I am sure you will point to the statistics regarding staying together longer if you are married. Well do you factor in the worry and cost of divorce proceedings, child access rights, dividing up assets in courtroom into this wondeful institution? No. Are you ignorant of the high divorce rates?

The moralising has to stop with regards this. It is an out of date concept.

Anonymous said...

about people who decide to have children outside of marriage.

Being a single parent, does not always mean this. And there are an equal number of men to women who are single parents, but they have more of an option to walk away and not support their children. I don't see any one demonising them.
Single parents, also are not all on benefit.
I became a single parent due to my husband being killed in a freak motor car accident. I have worked and brought my children up with no state benefits. Not all women's especially, are as educated or confident as I am. My present partner became a single parent when his wife decided she didn't want to be a mother anymore. No benefits drawn there either.
Becoming a single parent isn't always free choice.
Marriage is just a legal process, the crux is relationships and how they work.
Morality doesn’t just have to be looked on as only pertinent in a Christian or other religious construct.
Tax incentives and market forces are not really the instruments to encourage anything other than greed – and isn't that one of the seven deadly sins

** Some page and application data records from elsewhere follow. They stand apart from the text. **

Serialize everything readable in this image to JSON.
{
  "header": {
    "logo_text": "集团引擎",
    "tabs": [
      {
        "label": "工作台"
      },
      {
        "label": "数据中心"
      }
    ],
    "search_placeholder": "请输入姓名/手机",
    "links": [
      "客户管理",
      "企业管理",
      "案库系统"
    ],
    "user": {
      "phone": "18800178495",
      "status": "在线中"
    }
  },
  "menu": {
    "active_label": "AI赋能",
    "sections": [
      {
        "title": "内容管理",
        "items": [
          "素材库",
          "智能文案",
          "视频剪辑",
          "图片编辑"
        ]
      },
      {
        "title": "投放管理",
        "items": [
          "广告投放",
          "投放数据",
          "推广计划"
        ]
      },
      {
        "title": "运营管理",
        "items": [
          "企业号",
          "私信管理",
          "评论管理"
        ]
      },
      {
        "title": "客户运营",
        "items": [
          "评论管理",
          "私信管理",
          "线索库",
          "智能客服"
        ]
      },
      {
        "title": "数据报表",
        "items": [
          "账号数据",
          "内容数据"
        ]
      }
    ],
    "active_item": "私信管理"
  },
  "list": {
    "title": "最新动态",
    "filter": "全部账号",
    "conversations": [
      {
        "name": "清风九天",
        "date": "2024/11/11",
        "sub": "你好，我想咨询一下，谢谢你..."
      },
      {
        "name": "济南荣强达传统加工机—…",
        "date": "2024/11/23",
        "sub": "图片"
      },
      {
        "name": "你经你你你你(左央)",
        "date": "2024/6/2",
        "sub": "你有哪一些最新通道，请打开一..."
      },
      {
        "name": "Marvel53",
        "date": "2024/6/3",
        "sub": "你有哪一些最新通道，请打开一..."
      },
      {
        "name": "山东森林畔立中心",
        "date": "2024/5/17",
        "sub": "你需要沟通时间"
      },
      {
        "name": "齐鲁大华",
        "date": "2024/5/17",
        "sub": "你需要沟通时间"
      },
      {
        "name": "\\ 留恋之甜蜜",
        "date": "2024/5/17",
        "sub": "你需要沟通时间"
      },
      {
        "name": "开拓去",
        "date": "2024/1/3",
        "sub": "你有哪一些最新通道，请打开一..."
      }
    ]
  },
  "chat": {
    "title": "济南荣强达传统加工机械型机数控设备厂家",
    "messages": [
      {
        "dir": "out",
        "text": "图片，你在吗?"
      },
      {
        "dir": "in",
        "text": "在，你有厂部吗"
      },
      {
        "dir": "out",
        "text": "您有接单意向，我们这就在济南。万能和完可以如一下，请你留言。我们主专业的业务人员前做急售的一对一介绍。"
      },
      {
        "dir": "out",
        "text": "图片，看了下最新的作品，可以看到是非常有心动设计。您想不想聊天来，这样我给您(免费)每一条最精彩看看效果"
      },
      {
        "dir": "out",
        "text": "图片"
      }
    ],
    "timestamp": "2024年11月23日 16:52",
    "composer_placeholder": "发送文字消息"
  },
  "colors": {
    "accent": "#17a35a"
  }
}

Glyn Davies said...

clear red water - The last thing I want to be is moralistic - or to suggest that any form of family cannot be a great family unit - including same sex partnerships and single parents. As valleys mam says people become single parents for all sorts of reasons. Some parents choose, but others have no choice.

The reason I think our taxation system should not discourage marriage is because, on average, the statistics tell us that it is the best arrangement for retaining the family unit. I don't believe a decision to get married should be punished by our taxation system.

I have to admit that I would be open to discussion about the best arrangement for tax rules. The reason I posted on this subject at all is that we should be able to discuss such difficult issues in an open way. I am taking an interest in why we seeem to have such problems of social disengagement with young people in Britain. And this is just one aspect of it.

I suppose that I must have a more pessimistic view of humankind than valley's mam in that I do think tax arrangements and benefits do change behavior. The more I get involved with issues around how we help vulnerable children, the more sure I am that we just cannot leave things carry on as they are doing.

And I really couldn't give a stuff what the Daily Mail thinks.

Garenig said...

Do you propose tax neutrality between marriage and cohabitation? If so, what measures do you believe would achieve that?

Clear Red Water said...


I am not having a go as it were, you are one of the most thoughtful politicians in Wales. However i still think you have it wrong, the point i am trying to make is that a marriage certificate makes no difference to a stable family.

"Do you propose tax neutrality between marriage and cohabitation? If so, what measures do you believe would achieve that?"

Thats what i mean. Surely the unit of the family (which will come in all shapes and sizes) should benefit, not a certificate waving couple.